—Sponsored article by Blue Chip Leasing
Canadian manufacturers face a number of different struggles inherent to any other business, such as pressure on margins due to fierce competition, keeping up with the latest technology, holding on to top producers or management, and finding new customers to facilitate growth.
In a busy market like we have now, at some point there is saturation and finding new business opportunities locally or even across Canada can become difficult. The next logical spot to look for business is beyond our borders. At the moment, the US market seems to have recovered and it’s now busy to a point where capacity is reaching its limit. The natural move would be for US manufacturers to send their excess work up here.
Marv Fiebig, the owner of Ptooling Inc. had 20 years of industry experience with hands-on manufacturing and engineering experience in industries such as oil and gas equipment, gas compression, aerospace and injection molding when he started his own business back in 1999. However, it was during the last four years when he started exporting products into the US where he really experienced a tremendous amount of growth.
When I asked him what he felt were the most important factors attributing to his success in the US his response was “working with the government, particularly the Department of Foreign Affairs and the EDC (Export Development Canada), as well as finding and implementing the newest technologies so I could compete effectively.”
The Canadian Trade Commissioner Service (TCS) provides Canadian manufacturers “with on-the-ground intelligence and practical advice on foreign markets to help you make better, more timely and cost-effective decisions in order to achieve your goals abroad. If you’re part of the Canadian business community, and contribute to Canada’s economic growth, have a demonstrated capacity for internationalization and have good potential to add value to the Canadian economy, you can benefit from our services.”
The EDC essentially assists “Canadian companies sell beyond Canada’s borders, including to the US. We do this by providing insurance and financing solutions to companies with export contracts. We also provide guarantees to banks, so they are encouraged to provide their exporting customers with access to more working capital.”
When I asked Marv a question related to exporting finance, I was surprised he didn’t include a comment on the prevailing exchange rates, which right now make Canadian products relatively competitive. Usually, when I hear my customers talk about exchange rates they focus on how a weak Canadian dollar makes expensive equipment that much tougher to buy.

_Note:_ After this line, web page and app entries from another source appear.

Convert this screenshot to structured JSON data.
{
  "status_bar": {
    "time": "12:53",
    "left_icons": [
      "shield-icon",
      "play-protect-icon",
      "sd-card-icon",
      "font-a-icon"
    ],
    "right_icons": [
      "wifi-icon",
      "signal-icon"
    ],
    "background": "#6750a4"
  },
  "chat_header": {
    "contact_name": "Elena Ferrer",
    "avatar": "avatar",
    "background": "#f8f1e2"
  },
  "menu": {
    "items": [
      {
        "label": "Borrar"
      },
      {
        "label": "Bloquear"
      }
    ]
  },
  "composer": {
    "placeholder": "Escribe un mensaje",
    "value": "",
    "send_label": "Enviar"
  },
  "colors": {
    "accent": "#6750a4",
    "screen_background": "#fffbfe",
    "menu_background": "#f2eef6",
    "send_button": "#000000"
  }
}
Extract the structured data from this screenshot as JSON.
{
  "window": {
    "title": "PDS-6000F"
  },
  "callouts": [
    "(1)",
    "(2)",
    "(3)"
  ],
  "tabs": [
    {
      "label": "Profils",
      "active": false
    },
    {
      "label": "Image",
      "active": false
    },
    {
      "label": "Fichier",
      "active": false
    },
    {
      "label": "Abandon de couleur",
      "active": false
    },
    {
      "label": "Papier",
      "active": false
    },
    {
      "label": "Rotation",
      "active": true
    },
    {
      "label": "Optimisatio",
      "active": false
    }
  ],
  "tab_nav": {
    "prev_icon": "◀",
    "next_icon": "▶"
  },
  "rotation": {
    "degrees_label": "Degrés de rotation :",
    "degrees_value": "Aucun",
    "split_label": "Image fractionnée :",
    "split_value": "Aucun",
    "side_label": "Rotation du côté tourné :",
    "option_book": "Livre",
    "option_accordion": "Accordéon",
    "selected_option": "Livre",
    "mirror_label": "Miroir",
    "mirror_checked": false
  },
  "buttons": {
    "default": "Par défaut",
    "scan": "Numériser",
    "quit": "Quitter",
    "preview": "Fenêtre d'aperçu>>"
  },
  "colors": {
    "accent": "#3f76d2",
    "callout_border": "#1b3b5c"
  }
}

Whenever I have this conversation, and without question there is some validity to it, it reminds me of a speech Dr. Masahiko Mori, CEO of DMG Mori Seiki Co. gave many years ago when talking about the price of his machine tools and the pressure he gets from his distributors and customers.
“If you really want to save money you should negotiate harder with your tooling suppliers. You will spend more money with them than you’ll ever spend with me.”
His comments broke up the room. His point however was right on the money. When you buy a quality machine tool it will be installed in your plant for a long time. I walk through shops all the time and see machines we installed back in the 1980s, where the payback was no more than five years and they’re still making money for the owner.
When the Canadian dollar is weaker it makes buying goods from other parts of the world more expensive, and since Canadians are notoriously price conscience, it leads to hesitation. The reality is, if a quality machine is installed it will work and generate revenue for more than a decade, so even if it means paying a premium upfront, the money will still be well spent.
From first-hand experience the best market for machine tools I ever saw, from a seller’s point of view, was the late 1990s. At that time I was working for a machine tool distributor, and we were selling equipment in quantities we had never seen before. At that time the exchange rate was approximately US$1.00 = C$1.48 which was much weaker than it is today, and we could not get our hands on enough machines.
Now, as someone who spends his days financing equipment, I regularly remind customers that leasing the machine is a way to alleviate the difficulty of an unfavourable exchange rate as the impact on the monthly payment is nominal.
They should use their valuable working capital for things like product development, hiring good people, buying material, and of course tooling—none of which can be financed.
When the market is busy, there are always opportunities for growth, not only domestically but globally as well, but in order to take advantage of these opportunities you need to have equipment on your floor to produce product.
Ken Hurwitz is senior account manager with Blue Chip Leasing Corporation, an equipment finance company in Toronto. Ken has years of experience in the machine tool industry and now works to help all types of manufacturers either source or tap into their own capital to optimize their operations. Contact Ken at (416) 614-5878 or at via email. Learn more at www.bluechipleasing.com
This article is part of the Financial Management Success Centre, showcasing strategies to access working capital, reduce costs, and leverage the value of shop floor equipment.